Voting Absentee

When is my ballot due? Your completed absentee ballot must be received by your city or township clerk by 8 p.m. on November 3rd, Election Day.

Start the process early!  Mail in your application for an absentee ballot ASAP and return your completed ballot immediately.

Did my ballot arrive? All registered voters can track their ballot by looking up their information in the voter information section of this website.

Make sure your vote counts! More than 80% of the 10,600 absentee ballots rejected in Michigan’s August primary election were due to signature verification issues or because the ballot arrived at the clerks’ office after election day. 

Take the following steps to make sure your vote is counted

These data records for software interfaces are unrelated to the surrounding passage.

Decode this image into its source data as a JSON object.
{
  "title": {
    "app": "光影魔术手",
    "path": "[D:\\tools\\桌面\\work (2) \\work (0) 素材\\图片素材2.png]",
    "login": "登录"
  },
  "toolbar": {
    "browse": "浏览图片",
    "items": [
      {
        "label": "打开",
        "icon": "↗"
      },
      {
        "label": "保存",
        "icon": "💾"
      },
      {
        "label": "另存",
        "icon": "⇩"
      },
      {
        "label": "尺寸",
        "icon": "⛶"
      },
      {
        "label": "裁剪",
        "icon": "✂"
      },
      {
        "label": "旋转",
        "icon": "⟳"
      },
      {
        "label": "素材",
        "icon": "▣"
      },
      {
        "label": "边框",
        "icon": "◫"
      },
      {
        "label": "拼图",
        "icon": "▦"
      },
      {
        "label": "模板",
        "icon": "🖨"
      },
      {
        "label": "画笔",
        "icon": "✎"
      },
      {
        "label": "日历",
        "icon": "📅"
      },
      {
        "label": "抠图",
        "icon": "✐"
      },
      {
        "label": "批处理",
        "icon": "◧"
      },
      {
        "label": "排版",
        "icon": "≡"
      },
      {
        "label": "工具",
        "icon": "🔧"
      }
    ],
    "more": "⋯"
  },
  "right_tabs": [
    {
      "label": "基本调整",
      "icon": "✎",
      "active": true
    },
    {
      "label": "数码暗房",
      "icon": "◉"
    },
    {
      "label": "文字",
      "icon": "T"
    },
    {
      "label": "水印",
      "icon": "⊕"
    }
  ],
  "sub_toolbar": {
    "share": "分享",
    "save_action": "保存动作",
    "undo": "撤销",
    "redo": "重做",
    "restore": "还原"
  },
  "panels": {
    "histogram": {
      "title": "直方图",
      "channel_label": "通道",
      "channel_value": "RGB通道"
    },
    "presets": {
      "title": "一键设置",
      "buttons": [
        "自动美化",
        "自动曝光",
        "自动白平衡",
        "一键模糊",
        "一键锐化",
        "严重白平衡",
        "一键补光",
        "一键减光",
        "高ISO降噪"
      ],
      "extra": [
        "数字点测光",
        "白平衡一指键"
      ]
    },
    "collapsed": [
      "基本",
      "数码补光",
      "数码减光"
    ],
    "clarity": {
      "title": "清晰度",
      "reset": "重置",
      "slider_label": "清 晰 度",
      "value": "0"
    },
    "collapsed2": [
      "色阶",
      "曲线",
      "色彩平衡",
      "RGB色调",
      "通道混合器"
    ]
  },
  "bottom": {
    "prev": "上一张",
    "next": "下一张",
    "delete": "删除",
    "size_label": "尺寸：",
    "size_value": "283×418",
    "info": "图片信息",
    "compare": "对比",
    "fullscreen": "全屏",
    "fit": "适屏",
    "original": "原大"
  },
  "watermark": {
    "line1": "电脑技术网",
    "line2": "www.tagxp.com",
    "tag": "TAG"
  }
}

  1. Read through all the instructions carefully before voting!
  2. After you have completed voting, place the ballot in the secrecy sleeve.
  3. When submitting your absentee ballot, don’t forget to sign the return envelope.
  4. Don’t try out a new signature! Your signature on the return envelope must match the signature on your voter file.
  5. Make sure the right person delivers your ballot. The only people who can deliver your ballot to the clerk’s office are you, a mail carrier, an election official, one of your family members, or a person residing in your home.

Return your ballot early so it arrives on or before November 3rd.

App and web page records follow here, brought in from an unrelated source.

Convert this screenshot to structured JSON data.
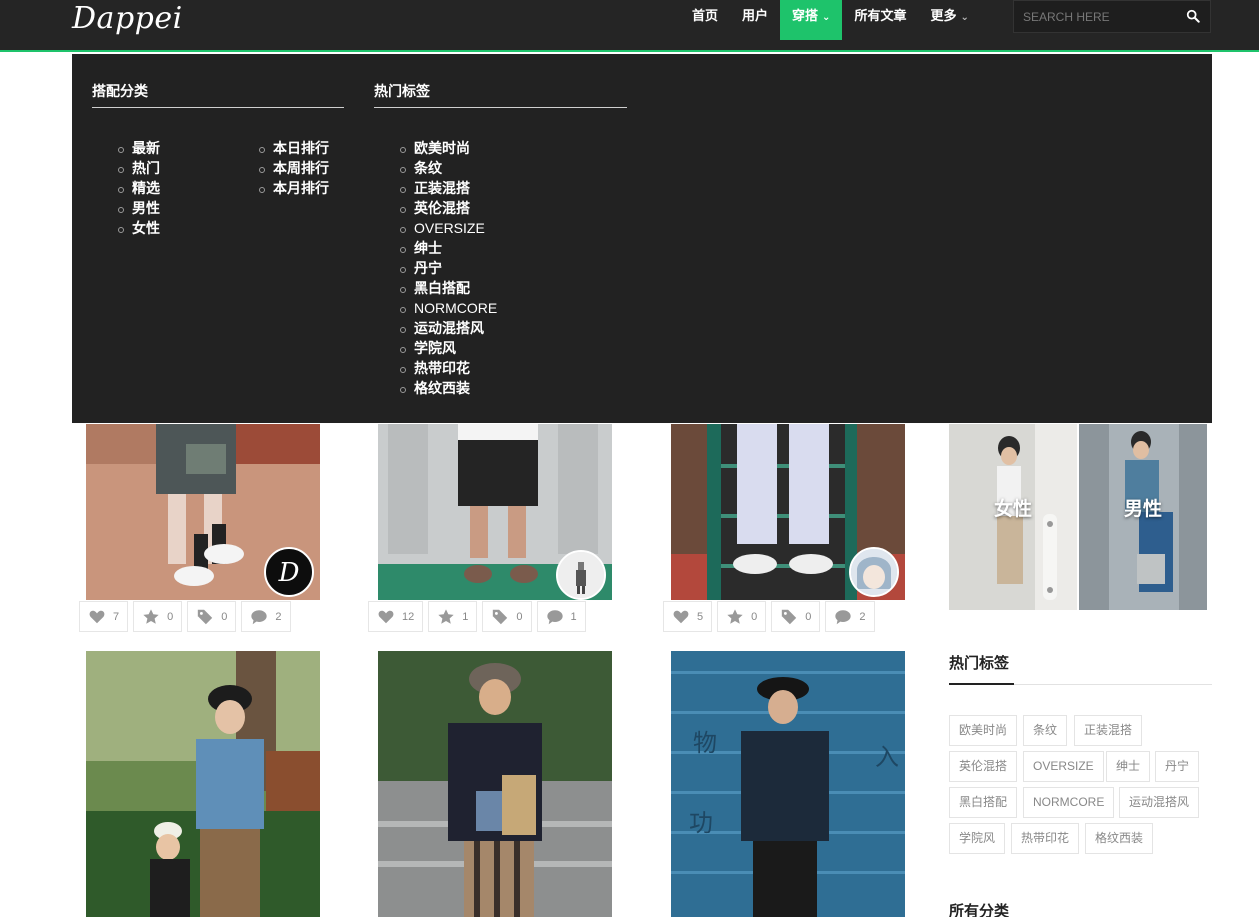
{
  "header": {
    "logo": "Dappei",
    "nav": [
      {
        "label": "首页",
        "active": false,
        "has_dropdown": false
      },
      {
        "label": "用户",
        "active": false,
        "has_dropdown": false
      },
      {
        "label": "穿搭",
        "active": true,
        "has_dropdown": true
      },
      {
        "label": "所有文章",
        "active": false,
        "has_dropdown": false
      },
      {
        "label": "更多",
        "active": false,
        "has_dropdown": true
      }
    ],
    "search_placeholder": "SEARCH HERE",
    "accent_color": "#1ec36b"
  },
  "mega_menu": {
    "categories_title": "搭配分类",
    "categories_col1": [
      "最新",
      "热门",
      "精选",
      "男性",
      "女性"
    ],
    "categories_col2": [
      "本日排行",
      "本周排行",
      "本月排行"
    ],
    "tags_title": "热门标签",
    "tags": [
      "欧美时尚",
      "条纹",
      "正装混搭",
      "英伦混搭",
      "OVERSIZE",
      "绅士",
      "丹宁",
      "黑白搭配",
      "NORMCORE",
      "运动混搭风",
      "学院风",
      "热带印花",
      "格纹西装"
    ]
  },
  "posts": [
    {
      "likes": "7",
      "favorites": "0",
      "tags": "0",
      "comments": "2"
    },
    {
      "likes": "12",
      "favorites": "1",
      "tags": "0",
      "comments": "1"
    },
    {
      "likes": "5",
      "favorites": "0",
      "tags": "0",
      "comments": "2"
    }
  ],
  "sidebar": {
    "gender_female": "女性",
    "gender_male": "男性",
    "hot_tags_title": "热门标签",
    "hot_tags": [
      "欧美时尚",
      "条纹",
      "正装混搭",
      "英伦混搭",
      "OVERSIZE",
      "绅士",
      "丹宁",
      "黑白搭配",
      "NORMCORE",
      "运动混搭风",
      "学院风",
      "热带印花",
      "格纹西装"
    ],
    "all_categories_title": "所有分类"
  }
}
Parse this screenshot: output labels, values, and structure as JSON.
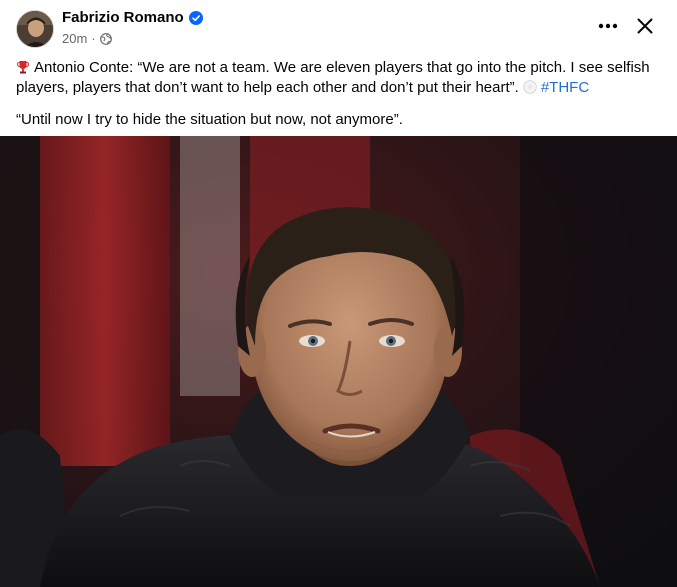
{
  "post": {
    "author": "Fabrizio Romano",
    "time": "20m",
    "separator": "·",
    "text_intro": "Antonio Conte: “We are not a team. We are eleven players that go into the pitch. I see selfish players, players that don’t want to help each other and don’t put their heart”.",
    "hashtag": "#THFC",
    "text_second": "“Until now I try to hide the situation but now, not anymore”."
  },
  "icons": {
    "verified": "verified-badge-icon",
    "audience": "globe-icon",
    "more": "more-options-icon",
    "close": "close-icon",
    "trophy": "trophy-emoji-icon",
    "ball": "football-emoji-icon"
  },
  "colors": {
    "link": "#216fdb",
    "verified": "#0866ff",
    "meta": "#65676b"
  }
}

GETTING INVOLVED BEYOND YOUR VOTE

Sign up to be an election worker

Election workers are people who are paid to assist voters and count ballots on Election Day, and their role is essential in ensuring free and fair elections for all. Due to the COVID-19 pandemic, there is expected to be a shortage of election workers. Many election workers are needed to work at the polls, assist clerks, and count ballots. 

To be an election worker, you must be a registered voter of the state. Visit this website to learn more about becoming an election worker in Michigan and sign up today!


Catholic Social Teaching Resources for Discernment 

This video explains some of the key takeaways from Pope Francis’ latest encyclical “Fratelli Tutti” https://youtu.be/N_ZhYlXs-Dk

Voting is an Act of Love – Ignatian Solidarity Network’s get out the vote and education efforts:
https://ignatiansolidarity.net/voting-is-an-act-of-love/?utm_source=igsol.net&utm_medium=urlshortener

Ignatian Examen for Civic Life
English version: https://ignatiansolidarity.net/ignatian-examen-for-civic-life/
Spanish version: https://ignatiansolidarity.net/un-examen-ignacio-para-la-vida-civica/

We are Salt and Light
Educational resources on Catholic Social Teaching:
https://www.wearesaltandlight.org/learn-together?tab=catholic%20social%20teaching

Civilize it pledge to dialogue with civility:
https://www.wearesaltandlight.org/civilize-it

Videos about USCCB’s Call to Faithful Citizenship
Catholics Participate in Public Life https://youtu.be/YpiJvheFjAA
Catholics Protect Human Life and Dignity https://youtu.be/zdnvUngN84U
Catholics promote the Common Good https://youtu.be/MwQyJKROZFk